DESCRIPTION OF THE TASK: Which of the lines in the records below hold the string "Doctor"? Copy every one of them.

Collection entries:
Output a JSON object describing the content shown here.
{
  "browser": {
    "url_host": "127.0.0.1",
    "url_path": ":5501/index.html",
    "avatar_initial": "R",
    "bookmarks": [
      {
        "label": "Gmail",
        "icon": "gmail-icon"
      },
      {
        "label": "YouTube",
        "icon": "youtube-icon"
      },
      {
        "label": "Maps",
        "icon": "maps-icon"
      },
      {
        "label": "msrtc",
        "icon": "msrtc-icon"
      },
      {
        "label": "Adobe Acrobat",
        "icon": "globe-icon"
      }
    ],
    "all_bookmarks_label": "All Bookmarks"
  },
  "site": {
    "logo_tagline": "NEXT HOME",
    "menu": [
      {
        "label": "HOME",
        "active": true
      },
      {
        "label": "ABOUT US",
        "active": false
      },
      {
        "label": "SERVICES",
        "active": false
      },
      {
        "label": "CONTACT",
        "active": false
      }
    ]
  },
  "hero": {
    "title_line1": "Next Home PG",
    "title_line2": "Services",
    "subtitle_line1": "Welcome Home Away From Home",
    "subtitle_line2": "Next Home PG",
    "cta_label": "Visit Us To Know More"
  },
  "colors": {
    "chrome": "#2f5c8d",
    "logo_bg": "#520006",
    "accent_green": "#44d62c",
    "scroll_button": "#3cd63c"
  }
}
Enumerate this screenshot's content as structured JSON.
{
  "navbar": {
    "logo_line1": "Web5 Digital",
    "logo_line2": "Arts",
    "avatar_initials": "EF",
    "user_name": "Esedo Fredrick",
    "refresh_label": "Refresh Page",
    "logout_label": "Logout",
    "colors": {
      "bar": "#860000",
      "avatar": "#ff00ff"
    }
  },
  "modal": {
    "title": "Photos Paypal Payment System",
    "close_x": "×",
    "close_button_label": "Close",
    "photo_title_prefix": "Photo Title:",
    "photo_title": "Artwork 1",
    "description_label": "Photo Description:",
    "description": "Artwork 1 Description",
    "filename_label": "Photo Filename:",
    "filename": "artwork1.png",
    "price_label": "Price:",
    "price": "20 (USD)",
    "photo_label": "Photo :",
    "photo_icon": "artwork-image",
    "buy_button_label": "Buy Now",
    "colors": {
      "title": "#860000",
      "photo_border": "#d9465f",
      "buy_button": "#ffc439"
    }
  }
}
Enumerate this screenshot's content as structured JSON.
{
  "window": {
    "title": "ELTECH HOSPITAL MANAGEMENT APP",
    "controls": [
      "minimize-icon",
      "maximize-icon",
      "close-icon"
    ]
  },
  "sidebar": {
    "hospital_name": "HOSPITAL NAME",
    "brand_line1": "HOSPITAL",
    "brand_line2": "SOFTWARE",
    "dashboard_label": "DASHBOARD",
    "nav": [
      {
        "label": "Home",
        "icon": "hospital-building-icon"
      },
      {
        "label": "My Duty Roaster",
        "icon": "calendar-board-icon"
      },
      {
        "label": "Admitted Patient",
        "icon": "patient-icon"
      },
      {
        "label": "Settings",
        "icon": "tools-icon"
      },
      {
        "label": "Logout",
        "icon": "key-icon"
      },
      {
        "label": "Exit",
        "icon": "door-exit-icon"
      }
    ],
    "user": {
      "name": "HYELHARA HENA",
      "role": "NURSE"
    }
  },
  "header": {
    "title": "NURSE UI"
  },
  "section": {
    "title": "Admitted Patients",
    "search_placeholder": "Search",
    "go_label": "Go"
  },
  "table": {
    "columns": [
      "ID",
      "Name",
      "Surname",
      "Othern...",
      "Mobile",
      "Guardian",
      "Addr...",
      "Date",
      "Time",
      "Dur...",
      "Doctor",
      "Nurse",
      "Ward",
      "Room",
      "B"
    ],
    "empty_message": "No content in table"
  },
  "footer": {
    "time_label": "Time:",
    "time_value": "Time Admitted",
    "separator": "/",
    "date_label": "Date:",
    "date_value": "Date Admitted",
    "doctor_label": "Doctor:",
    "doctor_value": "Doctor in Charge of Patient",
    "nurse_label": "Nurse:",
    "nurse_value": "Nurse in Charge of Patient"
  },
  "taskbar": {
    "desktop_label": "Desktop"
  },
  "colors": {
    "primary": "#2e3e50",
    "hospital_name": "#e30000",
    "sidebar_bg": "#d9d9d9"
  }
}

RESULT OF THIS TASK:
      "Doctor",
    "doctor_label": "Doctor:",
    "doctor_value": "Doctor in Charge of Patient",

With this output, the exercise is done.